Obama emphasized this morning that the move was not intended as a "condemnation" of Wagoner, a 30 year veteran of General Motors, but rather "a recognition that it will take a new vision and new direction to create the GM of the future."

Another official insisted there was no quid pro quo requiring Wagoner to leave if the company wanted further government support.

In addition to Wagoner's departure, GM will start the process of replacing a majority of its board in the next few months.

General Motors now has 60 days to develop a "leaner, more conservative but in some ways more aggressive business plan," as one administration official put it. The White House wants a General Motors' plan that more aggressively tackles its debt and its underperforming dealers and brands, and is more realistic about sales.

Obama said that over this period, the White House would work closely with General Motors to develop a better business plan.

"They must ask themselves: Have they consolidated enough unprofitable brands? Have they cleaned up their balance sheets or are they still saddled with so much debt that they can't make future investments? And above all, have they created a credible model for how to not only survive but succeed in this competitive global market?" Obama asked.

"We are very confident that General Motors can survive and thrive as a company," a senior official said. "We believe it has many, many assets, including its global brand. Its R&D has made a lot of progress" in making cars "more attuned to the marketplace."

Message for Chrysler More Discouraging

The Obama administration's message for Chrysler is more discouraging. It's essentially merge or die, and you have 30 days to come up with a plan.

The president said that the White House auto task force determined that Chrysler must seek a partner in order to stay viable.

An administration official said the White House believes that Chrysler's plan is "not likely to lead to viability on a stand-alone basis" and assailed "the inferior quality of its existing product portfolio" and over-reliance on trucks.

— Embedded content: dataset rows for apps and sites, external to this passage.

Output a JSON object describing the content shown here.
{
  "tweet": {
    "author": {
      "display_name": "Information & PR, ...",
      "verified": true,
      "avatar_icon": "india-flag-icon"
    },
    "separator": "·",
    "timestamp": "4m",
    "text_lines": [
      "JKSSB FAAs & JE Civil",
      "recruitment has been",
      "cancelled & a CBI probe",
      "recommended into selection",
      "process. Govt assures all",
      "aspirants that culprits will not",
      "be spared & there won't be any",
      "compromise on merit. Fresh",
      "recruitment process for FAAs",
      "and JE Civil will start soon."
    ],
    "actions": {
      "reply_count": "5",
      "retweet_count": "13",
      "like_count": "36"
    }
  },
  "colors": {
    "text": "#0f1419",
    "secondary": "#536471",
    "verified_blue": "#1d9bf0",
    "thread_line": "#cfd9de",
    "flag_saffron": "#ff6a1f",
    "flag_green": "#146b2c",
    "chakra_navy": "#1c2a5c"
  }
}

The administration is urging the company to merge with Fiat and will offer capital to help bring that about. If Chrysler and Fiat are able to reach an agreement, the administration will consider loaning up to $6 billion to Chrysler. If the two companies cannot reach an agreement, the offer will be withdrawn.

"We will not be able to justify investing additional tax dollar to keep Chrysler in business," Obama said.

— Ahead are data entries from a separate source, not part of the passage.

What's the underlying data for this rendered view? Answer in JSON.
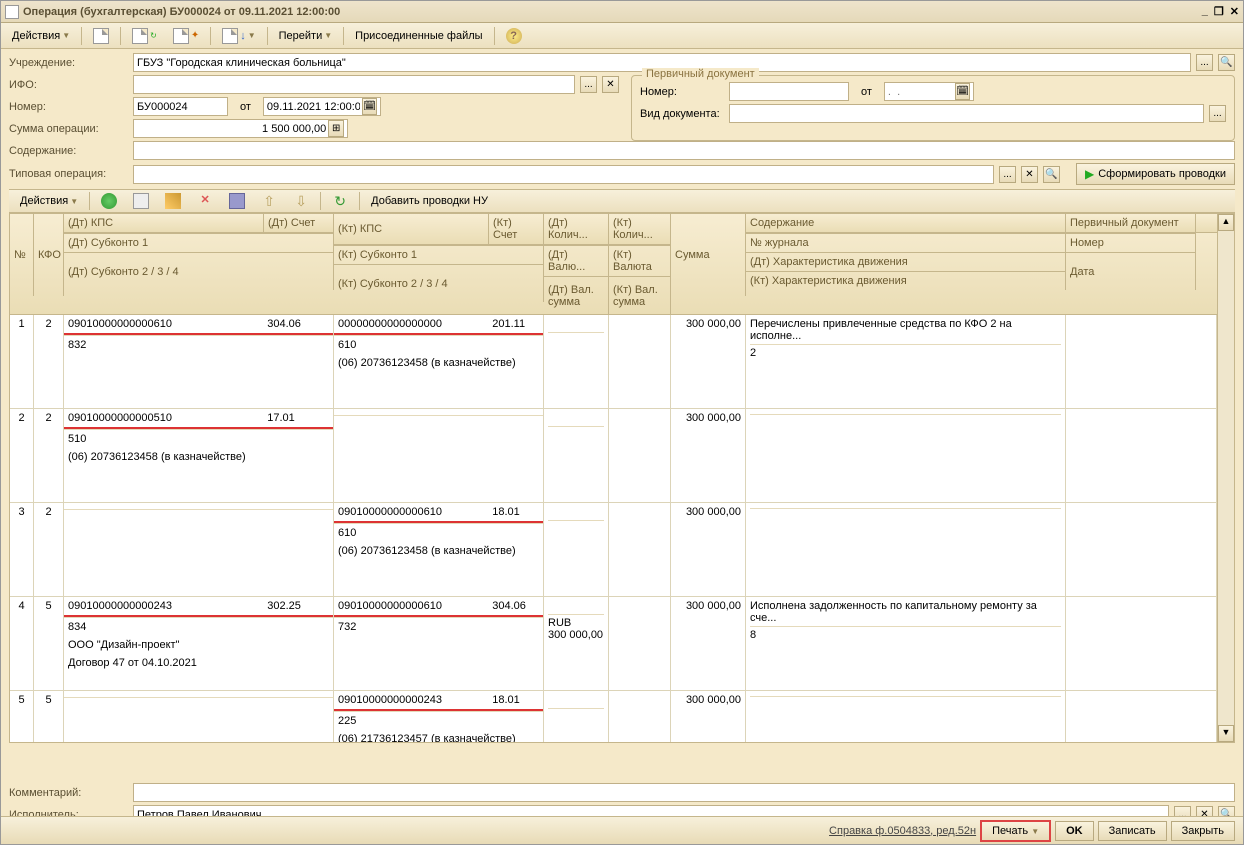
{
  "window": {
    "title": "Операция (бухгалтерская) БУ000024 от 09.11.2021 12:00:00"
  },
  "toolbar": {
    "actions": "Действия",
    "goto": "Перейти",
    "files": "Присоединенные файлы"
  },
  "form": {
    "org_lbl": "Учреждение:",
    "org": "ГБУЗ \"Городская клиническая больница\"",
    "ifo_lbl": "ИФО:",
    "ifo": "",
    "num_lbl": "Номер:",
    "num": "БУ000024",
    "from": "от",
    "date": "09.11.2021 12:00:00",
    "sum_lbl": "Сумма операции:",
    "sum": "1 500 000,00",
    "content_lbl": "Содержание:",
    "content": "",
    "typical_lbl": "Типовая операция:",
    "typical": "",
    "form_btn": "Сформировать проводки",
    "comment_lbl": "Комментарий:",
    "comment": "",
    "exec_lbl": "Исполнитель:",
    "exec": "Петров Павел Иванович"
  },
  "primary": {
    "legend": "Первичный документ",
    "num_lbl": "Номер:",
    "from": "от",
    "date_ph": ".  .",
    "type_lbl": "Вид документа:"
  },
  "toolbar2": {
    "actions": "Действия",
    "add_nu": "Добавить проводки НУ"
  },
  "headers": {
    "num": "№",
    "kfo": "КФО",
    "dt_kps": "(Дт) КПС",
    "dt_sch": "(Дт) Счет",
    "kt_kps": "(Кт) КПС",
    "kt_sch": "(Кт) Счет",
    "dt_kol": "(Дт) Колич...",
    "kt_kol": "(Кт) Колич...",
    "sum": "Сумма",
    "sod": "Содержание",
    "prim": "Первичный документ",
    "dt_sub1": "(Дт) Субконто 1",
    "kt_sub1": "(Кт) Субконто 1",
    "dt_val": "(Дт) Валю...",
    "kt_val": "(Кт) Валюта",
    "njur": "№ журнала",
    "nomer": "Номер",
    "dt_sub234": "(Дт) Субконто 2 / 3 / 4",
    "kt_sub234": "(Кт) Субконто 2 / 3 / 4",
    "dt_vsum": "(Дт) Вал. сумма",
    "kt_vsum": "(Кт) Вал. сумма",
    "dt_har": "(Дт) Характеристика движения",
    "data": "Дата",
    "kt_har": "(Кт) Характеристика движения"
  },
  "rows": [
    {
      "n": "1",
      "kfo": "2",
      "dt_kps": "09010000000000610",
      "dt_sch": "304.06",
      "kt_kps": "00000000000000000",
      "kt_sch": "201.11",
      "sum": "300 000,00",
      "sod": "Перечислены привлеченные средства по КФО 2 на исполне...",
      "dt_sub1": "832",
      "kt_sub1": "610",
      "njur": "2",
      "kt_sub2": "(06) 20736123458 (в казначействе)"
    },
    {
      "n": "2",
      "kfo": "2",
      "dt_kps": "09010000000000510",
      "dt_sch": "17.01",
      "sum": "300 000,00",
      "dt_sub1": "510",
      "dt_sub2": "(06) 20736123458 (в казначействе)"
    },
    {
      "n": "3",
      "kfo": "2",
      "kt_kps": "09010000000000610",
      "kt_sch": "18.01",
      "sum": "300 000,00",
      "kt_sub1": "610",
      "kt_sub2": "(06) 20736123458 (в казначействе)"
    },
    {
      "n": "4",
      "kfo": "5",
      "dt_kps": "09010000000000243",
      "dt_sch": "302.25",
      "kt_kps": "09010000000000610",
      "kt_sch": "304.06",
      "sum": "300 000,00",
      "sod": "Исполнена задолженность по капитальному ремонту за сче...",
      "dt_sub1": "834",
      "kt_sub1": "732",
      "dt_val": "RUB",
      "njur": "8",
      "dt_sub2": "ООО \"Дизайн-проект\"",
      "dt_vsum": "300 000,00",
      "dt_sub3": "Договор 47 от 04.10.2021"
    },
    {
      "n": "5",
      "kfo": "5",
      "kt_kps": "09010000000000243",
      "kt_sch": "18.01",
      "sum": "300 000,00",
      "kt_sub1": "225",
      "kt_sub2": "(06) 21736123457 (в казначействе)"
    }
  ],
  "footer": {
    "help": "Справка ф.0504833, ред.52н",
    "print": "Печать",
    "ok": "OK",
    "save": "Записать",
    "close": "Закрыть"
  }
}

Chrysler welcomed the options laid out by the administration today.

"Chrysler has consistently said that the alliance with Fiat enhances its business model that expands its global competitiveness. We appreciate the willingness of the [White House's Auto] Task Force, along with industry and financial experts, to consult closely with us in order to achieve this significant step," said bob Nardelli, Chrysler LLC chairman and CEO, in a statement.

The Obama administration would not specify how much capital it might entail to keep either company going for another 30 to 60 days.

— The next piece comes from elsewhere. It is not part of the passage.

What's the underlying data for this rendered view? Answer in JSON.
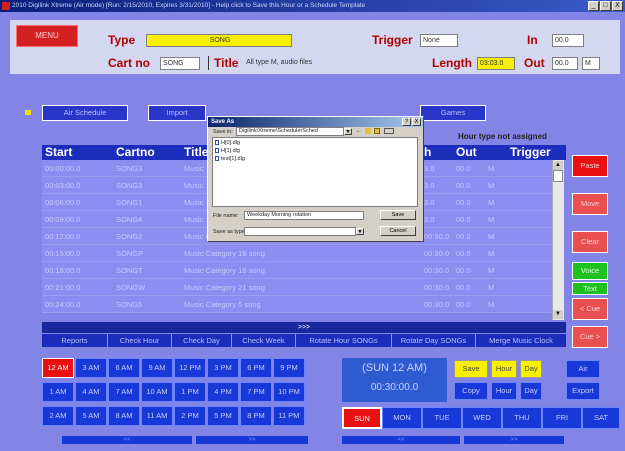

The president also made two other key announcements today.

First, Obama announced a government-backed warranty program for all new GM and Chrysler vehicles purchased during this reconstructing period.

A fund will be set up equal to 125 percent of the total cost to pay for warranty service. The automakers will contribute 15 percent while the government will provide 110 percent, with the money coming from the economic stabilization funds. A separate company will hold the funds and pay the claims even if one of the auto manufacturers goes into bankruptcy or goes out of business.

Second, Obama announced that Edward Montgomery would serve as director of recovery for autoworkers and communities. Montgomery, a labor economist and former deputy secretary of labor, will coordinate the administration's efforts to help autoworkers, communities and regions adversely affected by the failure off the automakers to find new jobs, businesses and industries.

Obama compared this new position to a federal coordinator appointed after a natural disaster.

"When a community is struck by a natural disaster, the nation responds to put it back on its feet. While the storm that's hit our auto towns is not a tornado or a hurricane, the damage is clear, and we must respond," he said.